Did your career with Google pre- and post-COVID change how you trained and interacted with trainees?
Of course. I think all of our lives have changed, both humanly and practically. Before the pandemic, training depended on visiting newsrooms and being face-to-face with trainees. This helped us build more human bridges with journalists, identify the challenges that they faced at work, explore their different methods of working, and gain a general idea of how their institutions perform in order to suit training to their needs. Since COVID, it has been different. We are all sitting behind our screens. My training is usually interactive, it would include a bunch of activities, games, and questions. Now it’s different… It has been a process of converting human interaction into virtual platforms, which has a lot of challenges in itself. Sometimes for example, when training, I feel like I am unable to recognise participants’ reactions through their facial expressions, body language or the like, and a large number of them do not open the camera, so I feel like I am speaking to myself! However, we must also be aware that the coming period will never be the same as before, and we have to start aligning our tools and training with the new era. This requires a different revolution in the field of training, especially through interactive virtual training.

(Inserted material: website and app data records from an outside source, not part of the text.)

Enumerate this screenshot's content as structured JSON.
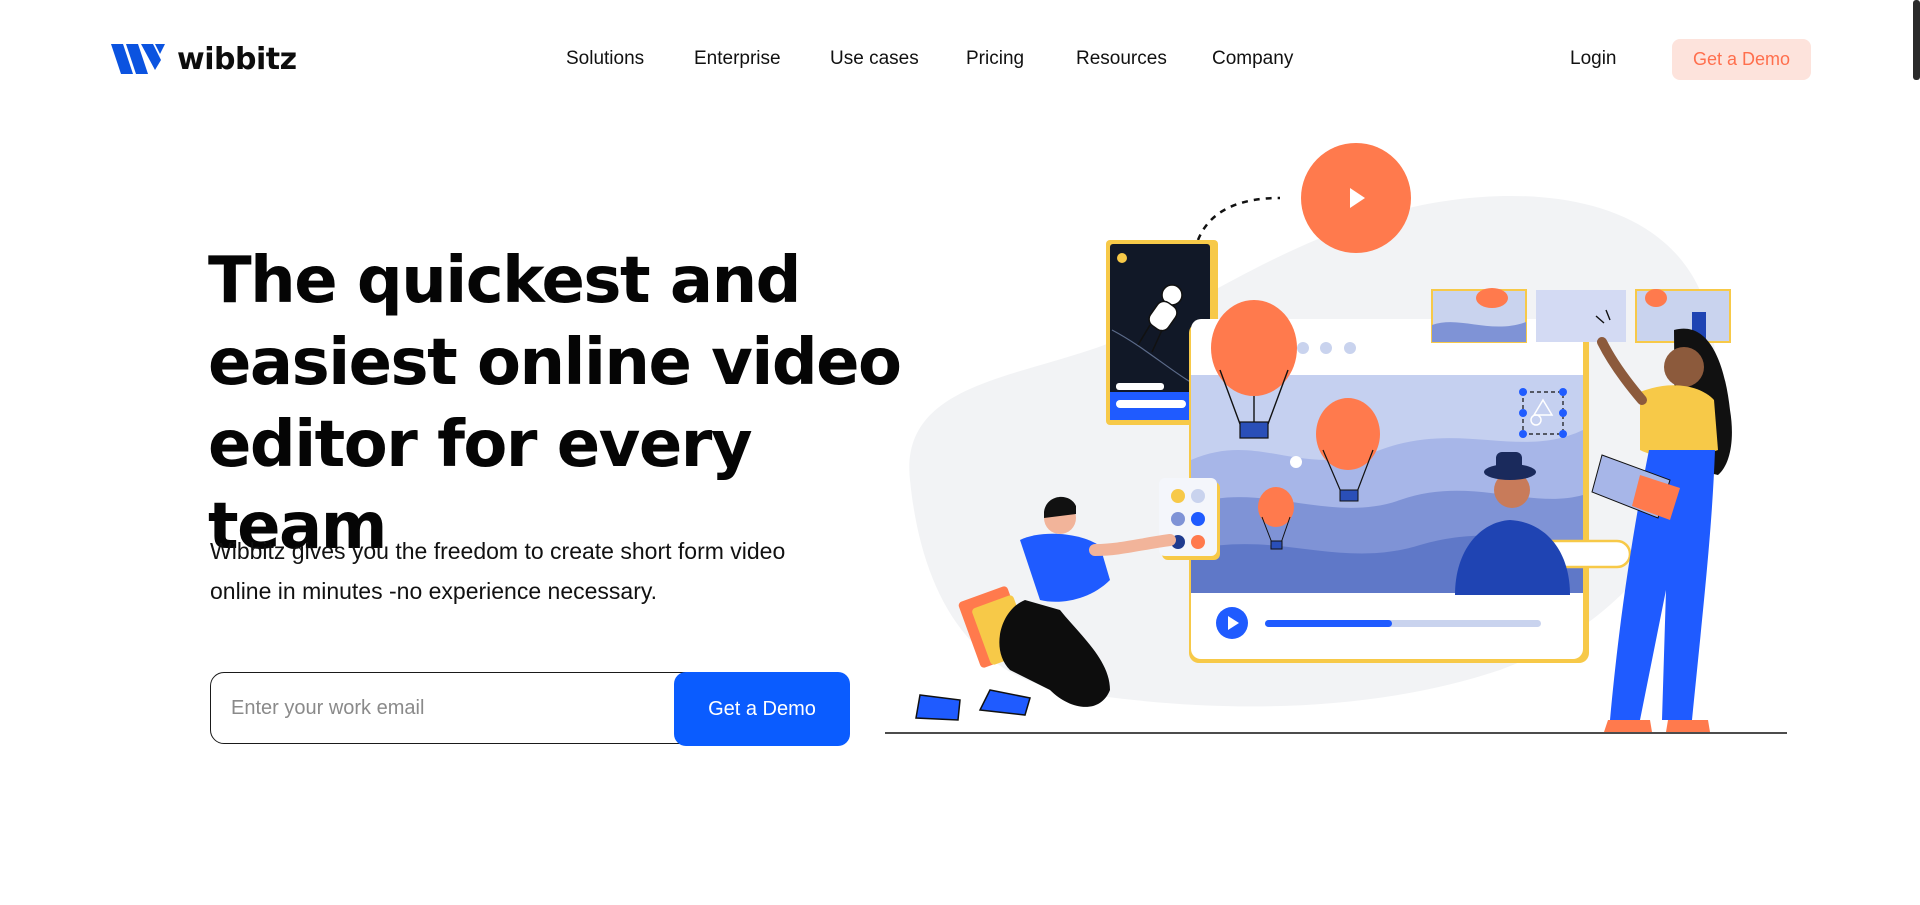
{
  "brand": {
    "name": "wibbitz"
  },
  "nav": {
    "items": [
      {
        "label": "Solutions"
      },
      {
        "label": "Enterprise"
      },
      {
        "label": "Use cases"
      },
      {
        "label": "Pricing"
      },
      {
        "label": "Resources"
      },
      {
        "label": "Company"
      }
    ],
    "login_label": "Login",
    "demo_label": "Get a Demo"
  },
  "hero": {
    "headline_lines": [
      "The quickest and",
      "easiest online video",
      "editor for every team"
    ],
    "subtext_lines": [
      "Wibbitz gives you the freedom to create short form video",
      "online in minutes -no experience necessary."
    ],
    "email_placeholder": "Enter your work email",
    "email_value": "",
    "cta_label": "Get a Demo"
  },
  "colors": {
    "brand_blue": "#0a5cff",
    "accent_orange": "#ff7a4d",
    "demo_pill_bg": "#fde3dc",
    "accent_yellow": "#f7c948"
  },
  "illustration": {
    "video_progress": 0.46,
    "icons": [
      "play-icon",
      "hot-air-balloon",
      "astronaut",
      "color-palette",
      "text-cursor-icon",
      "shape-tool-icon"
    ]
  }
}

How important is it for a journalist to develop their research and investigation skills?
A journalist is not a poet or a novelist. They are people responsible for conveying a reality that is taking place somewhere around the world, in a language that others understand. In order for us to achieve this, we must equip journalists with tools of research and investigation that help them understand the complete picture. Now, with so much information, fake news, rumours, and the speed at which information is spread through social media, the need for these tools has multiplied. Technology has come a long way in creating tools that help journalists carry out research, and despite its many difficulties, research has become such an important tool in journalism. Nowadays, a journalist who is unable to develop himself in terms of technical tools will find that journalistic experience and resources are insufficient in this competitive digital and interactive era, where the reader not only reads the news, but interacts with it through sound, image, touch and so on.
What is a set of tools that every journalist should know?
There are many important tools in a journalist’s work, and ultimately it depends on their specialty, but I think that research and verification tools in this climate are extremely important for all journalists. Some may be interested in data, others may be interested in maps, and others in multimedia, but I think what unites all journalists is the ability to search and verify. I would like to emphasise the issue of verification, because many journalists still feel that the topic is new to them – although it is old in the press. However, what is new is the technical approach to developing modern tools that help journalists verify photos, videos and statements, and stop the flow of fake news that we see everyday. I can also say that these tools are not only for journalists, but that all people should be introduced to them, because the task of stopping the spread of fake news is the responsibility of the whole world, not just journalists.
What advice do you have for Arab journalists?
I have a lot of advice for Arab journalists, and I’ll put it like this:
Read! Do not underestimate how important reading on different topics is. The press is what we call an interdisciplinary field; the field associated with all other fields. Good reading enhances good language, writing, style, and delivery to readers.
Experience is not enough these days, you should be ready and open to learning new things, especially in the technical field. Today’s internet is full of courses and videos on so many topics. Specialisation is good in writing, but I believe that journalists in this digital era must also be familiar with other aspects of digital work, such as attracting audiences and analysing data indicators, in order to be able to present the material that people are searching for in the right place, at the right time.
My advice for young journalists, especially those who have just finished studying and are preparing to enter the workplace is, firstly, that social media today has opened the path for many young people to offer different and unique content. This is beautiful, but do not get carried away behind the superficial content that does not have any human meaning. Create your identity with your own hands, and embark on the lengthy writing or in-depth photo reports that you can publish on your blogs or social media accounts. Follow your passion, and one day someone will pay attention to this passion, and you will find yourself where you want to be. Finally, and most importantly, do not be afraid of new experiences, they will inform you.
Many press institutions and journalists these days are looking for numbers: visits, clicks, etc. We must find other criteria for evaluating journalistic work. The number of visitors is undoubtedly important, but it must be accompanied by other criteria that indicates people’s interest in the quality of the press material.